-- Opening Marker --

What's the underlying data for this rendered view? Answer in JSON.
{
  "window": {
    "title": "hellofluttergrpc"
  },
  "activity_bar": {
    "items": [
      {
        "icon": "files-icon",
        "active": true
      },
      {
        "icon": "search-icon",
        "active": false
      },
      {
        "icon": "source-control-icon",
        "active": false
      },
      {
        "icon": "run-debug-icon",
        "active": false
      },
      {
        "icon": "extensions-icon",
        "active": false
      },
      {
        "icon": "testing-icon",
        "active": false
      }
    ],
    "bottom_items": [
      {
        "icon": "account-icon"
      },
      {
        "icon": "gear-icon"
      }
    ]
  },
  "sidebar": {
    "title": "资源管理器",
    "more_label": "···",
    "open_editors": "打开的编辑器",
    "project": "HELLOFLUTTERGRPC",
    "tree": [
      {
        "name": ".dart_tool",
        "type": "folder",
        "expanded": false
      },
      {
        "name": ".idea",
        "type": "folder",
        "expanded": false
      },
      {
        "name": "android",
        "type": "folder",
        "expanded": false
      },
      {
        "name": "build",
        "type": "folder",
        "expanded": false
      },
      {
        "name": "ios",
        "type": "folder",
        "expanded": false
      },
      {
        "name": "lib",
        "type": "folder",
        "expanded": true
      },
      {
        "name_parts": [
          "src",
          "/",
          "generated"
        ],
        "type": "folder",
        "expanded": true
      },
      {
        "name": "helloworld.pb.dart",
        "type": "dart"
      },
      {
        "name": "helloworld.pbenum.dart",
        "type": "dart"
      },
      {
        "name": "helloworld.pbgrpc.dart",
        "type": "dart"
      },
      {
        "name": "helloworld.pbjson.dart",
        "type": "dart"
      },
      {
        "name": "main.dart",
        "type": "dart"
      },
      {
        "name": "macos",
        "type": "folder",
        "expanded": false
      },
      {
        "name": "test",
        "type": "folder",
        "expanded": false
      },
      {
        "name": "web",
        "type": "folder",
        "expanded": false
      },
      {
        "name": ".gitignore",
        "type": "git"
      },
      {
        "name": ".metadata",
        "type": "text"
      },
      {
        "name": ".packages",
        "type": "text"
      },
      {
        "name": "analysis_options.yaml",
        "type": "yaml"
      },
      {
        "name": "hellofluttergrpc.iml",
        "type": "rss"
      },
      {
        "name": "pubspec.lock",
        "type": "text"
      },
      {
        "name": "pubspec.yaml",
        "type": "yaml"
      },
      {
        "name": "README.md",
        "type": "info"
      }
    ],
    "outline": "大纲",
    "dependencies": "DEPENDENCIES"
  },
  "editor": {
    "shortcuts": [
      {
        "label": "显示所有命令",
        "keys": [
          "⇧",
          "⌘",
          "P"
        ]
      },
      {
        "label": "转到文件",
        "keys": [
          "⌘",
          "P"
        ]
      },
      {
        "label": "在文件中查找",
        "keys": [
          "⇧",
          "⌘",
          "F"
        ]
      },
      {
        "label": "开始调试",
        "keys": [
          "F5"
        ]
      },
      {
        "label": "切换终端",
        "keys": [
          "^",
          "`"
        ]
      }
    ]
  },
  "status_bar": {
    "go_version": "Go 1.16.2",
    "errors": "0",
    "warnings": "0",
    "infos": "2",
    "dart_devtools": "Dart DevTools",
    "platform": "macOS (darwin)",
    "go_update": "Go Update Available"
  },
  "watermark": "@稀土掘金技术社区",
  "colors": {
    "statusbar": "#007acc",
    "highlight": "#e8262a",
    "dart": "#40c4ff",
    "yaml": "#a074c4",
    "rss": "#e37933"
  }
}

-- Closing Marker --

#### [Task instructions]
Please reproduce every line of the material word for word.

#### [Written solution]
What's the underlying data for this rendered view? Answer in JSON.
{
  "window": {
    "title": "hellofluttergrpc"
  },
  "activity_bar": {
    "items": [
      {
        "icon": "files-icon",
        "active": true
      },
      {
        "icon": "search-icon",
        "active": false
      },
      {
        "icon": "source-control-icon",
        "active": false
      },
      {
        "icon": "run-debug-icon",
        "active": false
      },
      {
        "icon": "extensions-icon",
        "active": false
      },
      {
        "icon": "testing-icon",
        "active": false
      }
    ],
    "bottom_items": [
      {
        "icon": "account-icon"
      },
      {
        "icon": "gear-icon"
      }
    ]
  },
  "sidebar": {
    "title": "资源管理器",
    "more_label": "···",
    "open_editors": "打开的编辑器",
    "project": "HELLOFLUTTERGRPC",
    "tree": [
      {
        "name": ".dart_tool",
        "type": "folder",
        "expanded": false
      },
      {
        "name": ".idea",
        "type": "folder",
        "expanded": false
      },
      {
        "name": "android",
        "type": "folder",
        "expanded": false
      },
      {
        "name": "build",
        "type": "folder",
        "expanded": false
      },
      {
        "name": "ios",
        "type": "folder",
        "expanded": false
      },
      {
        "name": "lib",
        "type": "folder",
        "expanded": true
      },
      {
        "name_parts": [
          "src",
          "/",
          "generated"
        ],
        "type": "folder",
        "expanded": true
      },
      {
        "name": "helloworld.pb.dart",
        "type": "dart"
      },
      {
        "name": "helloworld.pbenum.dart",
        "type": "dart"
      },
      {
        "name": "helloworld.pbgrpc.dart",
        "type": "dart"
      },
      {
        "name": "helloworld.pbjson.dart",
        "type": "dart"
      },
      {
        "name": "main.dart",
        "type": "dart"
      },
      {
        "name": "macos",
        "type": "folder",
        "expanded": false
      },
      {
        "name": "test",
        "type": "folder",
        "expanded": false
      },
      {
        "name": "web",
        "type": "folder",
        "expanded": false
      },
      {
        "name": ".gitignore",
        "type": "git"
      },
      {
        "name": ".metadata",
        "type": "text"
      },
      {
        "name": ".packages",
        "type": "text"
      },
      {
        "name": "analysis_options.yaml",
        "type": "yaml"
      },
      {
        "name": "hellofluttergrpc.iml",
        "type": "rss"
      },
      {
        "name": "pubspec.lock",
        "type": "text"
      },
      {
        "name": "pubspec.yaml",
        "type": "yaml"
      },
      {
        "name": "README.md",
        "type": "info"
      }
    ],
    "outline": "大纲",
    "dependencies": "DEPENDENCIES"
  },
  "editor": {
    "shortcuts": [
      {
        "label": "显示所有命令",
        "keys": [
          "⇧",
          "⌘",
          "P"
        ]
      },
      {
        "label": "转到文件",
        "keys": [
          "⌘",
          "P"
        ]
      },
      {
        "label": "在文件中查找",
        "keys": [
          "⇧",
          "⌘",
          "F"
        ]
      },
      {
        "label": "开始调试",
        "keys": [
          "F5"
        ]
      },
      {
        "label": "切换终端",
        "keys": [
          "^",
          "`"
        ]
      }
    ]
  },
  "status_bar": {
    "go_version": "Go 1.16.2",
    "errors": "0",
    "warnings": "0",
    "infos": "2",
    "dart_devtools": "Dart DevTools",
    "platform": "macOS (darwin)",
    "go_update": "Go Update Available"
  },
  "watermark": "@稀土掘金技术社区",
  "colors": {
    "statusbar": "#007acc",
    "highlight": "#e8262a",
    "dart": "#40c4ff",
    "yaml": "#a074c4",
    "rss": "#e37933"
  }
}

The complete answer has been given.